Record set Start Marker
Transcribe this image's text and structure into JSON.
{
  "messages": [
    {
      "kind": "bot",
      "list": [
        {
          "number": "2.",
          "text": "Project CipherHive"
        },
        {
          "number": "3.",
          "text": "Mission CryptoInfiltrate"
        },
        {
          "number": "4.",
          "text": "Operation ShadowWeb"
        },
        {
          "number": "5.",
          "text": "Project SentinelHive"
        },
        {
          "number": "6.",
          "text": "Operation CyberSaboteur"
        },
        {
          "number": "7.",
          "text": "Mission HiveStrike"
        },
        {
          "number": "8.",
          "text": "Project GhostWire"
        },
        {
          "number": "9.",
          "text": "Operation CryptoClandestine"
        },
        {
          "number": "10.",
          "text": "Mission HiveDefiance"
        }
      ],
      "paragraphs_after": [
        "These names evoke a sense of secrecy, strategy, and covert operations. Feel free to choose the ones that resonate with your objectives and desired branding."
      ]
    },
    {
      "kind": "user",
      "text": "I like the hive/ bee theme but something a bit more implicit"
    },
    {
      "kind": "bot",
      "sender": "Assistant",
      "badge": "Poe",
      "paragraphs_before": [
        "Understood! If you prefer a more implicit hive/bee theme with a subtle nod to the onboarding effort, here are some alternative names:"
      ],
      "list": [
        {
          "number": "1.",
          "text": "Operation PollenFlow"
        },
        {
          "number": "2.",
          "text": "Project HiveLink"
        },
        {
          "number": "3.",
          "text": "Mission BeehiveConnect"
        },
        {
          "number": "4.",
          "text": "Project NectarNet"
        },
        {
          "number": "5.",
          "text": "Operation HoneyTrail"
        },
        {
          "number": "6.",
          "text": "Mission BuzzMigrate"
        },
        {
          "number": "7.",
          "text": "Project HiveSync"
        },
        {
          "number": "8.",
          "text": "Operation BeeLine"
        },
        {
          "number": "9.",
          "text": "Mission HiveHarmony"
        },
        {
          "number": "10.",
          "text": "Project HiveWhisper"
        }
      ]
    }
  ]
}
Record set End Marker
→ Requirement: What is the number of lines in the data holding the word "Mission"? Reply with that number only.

→ Answer: 6